"The Other Guys" isn't as fresh as "Anchorman: The Legend of Ron Burgundy," and it's not as boldly satirical as "Talladega Nights: The Ballad of Ricky Bobby," but even second-rate Ferrell is better than most. He's got his mojo back.
Taking a break from the overconfident bozo character he's played most often over the years, Ferrell is Allen Gamble, a square peg in the NYPD, a pen-pusher who rarely leaves his desk. He's also a magnet for the derision of the other men -- including his angry partner, Terry (Mark Wahlberg), whose once-promising career went into free fall after mistakenly shooting a man with a bat: Derek Jeter.
Terry is anxious to get back on the street and prove himself a hero ("I'm a peacock," he tells precinct captain Michael Keaton, "Let me fly!"). But Allen is too busy tracking down a paper trail, something to do with scaffolding permits that will eventually, inevitably, lead them to a prize Wall Street catch.
Wahlberg holds his own in this makeshift comedy duo, offering sharp, aggressive counterpoint, and demonstrating some unexpected dance moves. This allows Ferrell to keep his own peacock in check -- at least until Allen's repressed alter-ego, a pimp named Gator, hilariously surfaces.
Kevin Smith was trashed earlier this year for his self-conscious throwback to the "Lethal Weapon"-style buddy comedy thriller, "Cop Out." Ferrell and his most trusted collaborator, writer-director Adam McKay, take the humor that extra mile off the wall and will escape similar brickbats. But what they're up to here isn't all that different; it's just several notches loopier.
Samuel L. Jackson and Dwayne Johnson are a gas as a couple of dynamic New York super cops, Danson and Highsmith, the kind who will crash a squad car into a double-decker bus then continue the chase with two dozen screaming sightseers in tow.
Terry and Allen can only dream of that kind of glory. They're the other guys, the last ones on the scene. And when they do get there first -- Farrell flooring it with an exultant cry of "America!" -- he runs over the corpse and coats his Prius in cocaine. ("It looks like Scarface sneezed on you.")

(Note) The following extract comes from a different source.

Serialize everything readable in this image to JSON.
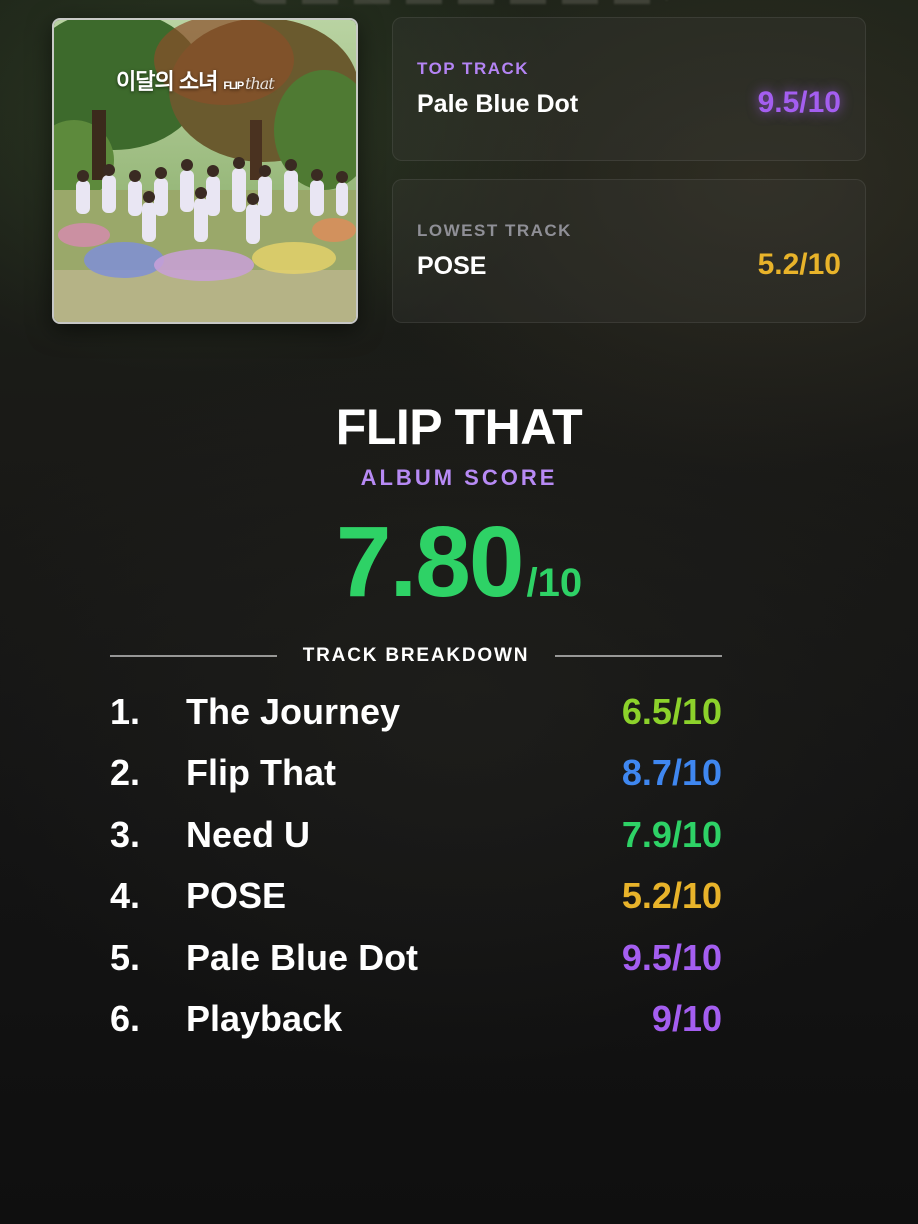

McKay lets the jokes lead where they will -- at one point, Ferrell's wooden gun is stolen then returned to him with a fresh coat of varnish -- so it's not surprising that his transitions don't always flow. Some cuts land like body checks.
But he's been given a hefty budget. The more extreme action scenes wouldn't look out of place in "Die Hard 5."
The excess doesn't make the movie funnier, but more bizarre, as the case finally zeroes in on one computer keystroke.
Maybe that's why we only see this kind of movie in parody today.